§ **LISTED RECORDS**:
:::::
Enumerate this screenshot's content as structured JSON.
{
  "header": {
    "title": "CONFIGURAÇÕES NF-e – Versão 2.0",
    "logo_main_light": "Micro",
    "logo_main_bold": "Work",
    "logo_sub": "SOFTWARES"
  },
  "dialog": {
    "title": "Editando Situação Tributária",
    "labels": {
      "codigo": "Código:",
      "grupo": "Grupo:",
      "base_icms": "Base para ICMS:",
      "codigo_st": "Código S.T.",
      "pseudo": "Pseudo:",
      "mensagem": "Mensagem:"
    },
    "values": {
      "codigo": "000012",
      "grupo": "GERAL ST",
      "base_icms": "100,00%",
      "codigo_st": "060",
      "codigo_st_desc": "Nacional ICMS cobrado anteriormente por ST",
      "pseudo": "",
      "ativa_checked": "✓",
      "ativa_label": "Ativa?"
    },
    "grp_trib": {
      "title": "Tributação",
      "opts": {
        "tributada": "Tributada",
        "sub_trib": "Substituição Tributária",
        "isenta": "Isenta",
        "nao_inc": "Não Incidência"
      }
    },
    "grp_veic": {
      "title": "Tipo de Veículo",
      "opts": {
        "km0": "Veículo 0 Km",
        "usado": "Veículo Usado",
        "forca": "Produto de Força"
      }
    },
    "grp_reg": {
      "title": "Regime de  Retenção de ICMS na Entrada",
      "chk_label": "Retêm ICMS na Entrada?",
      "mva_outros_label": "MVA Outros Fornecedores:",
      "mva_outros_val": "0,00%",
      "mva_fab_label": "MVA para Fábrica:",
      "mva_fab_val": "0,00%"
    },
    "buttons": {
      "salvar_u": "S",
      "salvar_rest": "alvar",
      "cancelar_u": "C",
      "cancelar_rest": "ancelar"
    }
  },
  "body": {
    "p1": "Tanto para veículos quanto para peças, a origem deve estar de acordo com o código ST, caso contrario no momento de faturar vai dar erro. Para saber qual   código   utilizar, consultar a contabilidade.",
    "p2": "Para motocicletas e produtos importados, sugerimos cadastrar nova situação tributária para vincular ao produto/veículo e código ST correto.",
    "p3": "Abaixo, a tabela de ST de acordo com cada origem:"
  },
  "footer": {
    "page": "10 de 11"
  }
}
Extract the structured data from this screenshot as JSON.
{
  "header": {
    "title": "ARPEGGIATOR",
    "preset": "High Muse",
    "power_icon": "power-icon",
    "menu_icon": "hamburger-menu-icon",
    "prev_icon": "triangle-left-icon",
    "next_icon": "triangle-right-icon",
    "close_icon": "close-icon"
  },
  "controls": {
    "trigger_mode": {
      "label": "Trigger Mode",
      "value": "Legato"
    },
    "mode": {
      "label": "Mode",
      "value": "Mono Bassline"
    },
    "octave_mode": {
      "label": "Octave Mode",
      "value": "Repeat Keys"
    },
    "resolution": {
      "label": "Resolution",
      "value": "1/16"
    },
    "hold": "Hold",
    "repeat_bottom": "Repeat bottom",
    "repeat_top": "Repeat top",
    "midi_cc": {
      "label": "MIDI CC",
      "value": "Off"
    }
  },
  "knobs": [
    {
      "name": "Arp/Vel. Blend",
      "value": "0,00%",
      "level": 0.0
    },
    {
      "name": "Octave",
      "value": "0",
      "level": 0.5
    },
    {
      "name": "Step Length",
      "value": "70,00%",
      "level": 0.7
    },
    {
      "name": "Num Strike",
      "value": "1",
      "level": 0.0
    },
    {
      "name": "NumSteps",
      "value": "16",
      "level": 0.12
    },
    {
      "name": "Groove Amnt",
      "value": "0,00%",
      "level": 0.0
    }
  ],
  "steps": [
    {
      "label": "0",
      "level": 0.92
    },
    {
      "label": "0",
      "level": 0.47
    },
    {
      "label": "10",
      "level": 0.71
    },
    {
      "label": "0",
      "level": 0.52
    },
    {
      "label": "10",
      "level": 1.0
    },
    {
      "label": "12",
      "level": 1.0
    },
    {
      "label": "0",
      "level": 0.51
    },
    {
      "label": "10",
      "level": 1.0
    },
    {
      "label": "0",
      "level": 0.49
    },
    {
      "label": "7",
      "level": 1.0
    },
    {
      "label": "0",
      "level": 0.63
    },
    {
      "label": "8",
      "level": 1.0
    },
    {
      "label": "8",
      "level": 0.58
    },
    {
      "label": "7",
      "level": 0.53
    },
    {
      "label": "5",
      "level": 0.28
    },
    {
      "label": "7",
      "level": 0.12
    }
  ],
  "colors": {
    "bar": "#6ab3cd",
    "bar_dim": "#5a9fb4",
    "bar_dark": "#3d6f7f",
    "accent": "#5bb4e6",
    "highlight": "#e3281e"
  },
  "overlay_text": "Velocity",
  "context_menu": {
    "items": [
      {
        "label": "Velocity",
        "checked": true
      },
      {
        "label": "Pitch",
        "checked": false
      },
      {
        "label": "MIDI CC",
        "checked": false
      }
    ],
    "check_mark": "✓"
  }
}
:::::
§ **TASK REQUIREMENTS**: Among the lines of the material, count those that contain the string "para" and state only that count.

§ **OUTPUT**: 4